* AVAILABLE DATA
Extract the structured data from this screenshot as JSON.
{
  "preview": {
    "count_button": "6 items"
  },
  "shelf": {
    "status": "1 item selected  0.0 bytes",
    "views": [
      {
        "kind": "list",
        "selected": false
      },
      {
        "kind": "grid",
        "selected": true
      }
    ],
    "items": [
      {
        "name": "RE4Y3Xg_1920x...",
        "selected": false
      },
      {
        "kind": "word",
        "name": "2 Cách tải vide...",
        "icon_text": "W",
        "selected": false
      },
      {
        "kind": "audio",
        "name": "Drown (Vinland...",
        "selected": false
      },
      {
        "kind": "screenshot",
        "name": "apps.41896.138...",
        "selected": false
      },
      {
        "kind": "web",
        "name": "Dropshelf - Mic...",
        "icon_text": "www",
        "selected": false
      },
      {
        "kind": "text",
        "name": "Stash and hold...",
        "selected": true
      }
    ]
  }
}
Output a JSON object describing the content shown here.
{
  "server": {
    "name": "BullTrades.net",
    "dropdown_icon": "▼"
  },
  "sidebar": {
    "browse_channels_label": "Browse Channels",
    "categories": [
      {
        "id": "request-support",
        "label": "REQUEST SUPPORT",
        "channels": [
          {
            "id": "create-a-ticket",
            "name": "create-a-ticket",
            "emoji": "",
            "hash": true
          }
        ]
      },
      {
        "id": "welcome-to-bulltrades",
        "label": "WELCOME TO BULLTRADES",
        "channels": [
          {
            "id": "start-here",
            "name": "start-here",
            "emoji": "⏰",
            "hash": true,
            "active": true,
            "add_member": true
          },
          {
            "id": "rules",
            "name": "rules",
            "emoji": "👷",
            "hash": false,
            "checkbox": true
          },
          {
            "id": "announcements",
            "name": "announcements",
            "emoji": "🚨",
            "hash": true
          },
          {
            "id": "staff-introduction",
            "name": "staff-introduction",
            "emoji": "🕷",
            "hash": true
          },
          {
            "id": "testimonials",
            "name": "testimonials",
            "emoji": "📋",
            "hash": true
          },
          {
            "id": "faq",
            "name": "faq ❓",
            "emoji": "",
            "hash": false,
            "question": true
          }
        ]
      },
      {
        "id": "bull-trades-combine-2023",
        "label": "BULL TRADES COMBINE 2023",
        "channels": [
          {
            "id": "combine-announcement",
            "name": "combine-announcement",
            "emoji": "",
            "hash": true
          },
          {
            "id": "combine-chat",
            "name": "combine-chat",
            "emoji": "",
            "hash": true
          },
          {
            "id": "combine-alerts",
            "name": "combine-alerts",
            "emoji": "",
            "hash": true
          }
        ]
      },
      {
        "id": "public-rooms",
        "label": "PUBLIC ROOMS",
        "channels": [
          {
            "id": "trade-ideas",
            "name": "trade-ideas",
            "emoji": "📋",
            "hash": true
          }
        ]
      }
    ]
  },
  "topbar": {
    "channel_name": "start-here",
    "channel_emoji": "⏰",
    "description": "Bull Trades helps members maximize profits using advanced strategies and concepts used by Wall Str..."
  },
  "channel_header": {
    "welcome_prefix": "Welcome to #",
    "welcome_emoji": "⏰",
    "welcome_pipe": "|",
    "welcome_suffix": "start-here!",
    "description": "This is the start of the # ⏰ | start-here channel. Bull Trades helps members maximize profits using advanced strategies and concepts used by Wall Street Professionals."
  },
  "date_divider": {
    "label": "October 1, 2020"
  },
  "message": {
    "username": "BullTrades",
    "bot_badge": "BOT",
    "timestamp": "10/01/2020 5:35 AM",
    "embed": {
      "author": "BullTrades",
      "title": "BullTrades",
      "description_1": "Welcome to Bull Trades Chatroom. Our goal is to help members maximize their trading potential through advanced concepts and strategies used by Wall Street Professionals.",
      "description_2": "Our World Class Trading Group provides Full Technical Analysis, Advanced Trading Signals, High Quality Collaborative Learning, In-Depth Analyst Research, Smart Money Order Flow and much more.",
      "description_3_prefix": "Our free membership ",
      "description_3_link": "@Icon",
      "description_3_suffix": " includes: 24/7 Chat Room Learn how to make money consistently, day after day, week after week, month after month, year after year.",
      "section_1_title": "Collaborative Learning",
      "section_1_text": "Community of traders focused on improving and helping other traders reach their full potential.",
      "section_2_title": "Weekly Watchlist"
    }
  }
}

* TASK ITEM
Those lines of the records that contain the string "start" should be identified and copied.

* ANSWER FOR THIS EXERCISE
            "id": "start-here",
            "name": "start-here",
    "channel_name": "start-here",
    "welcome_suffix": "start-here!",
    "description": "This is the start of the # ⏰ | start-here channel. Bull Trades helps members maximize profits using advanced strategies and concepts used by Wall Street Professionals."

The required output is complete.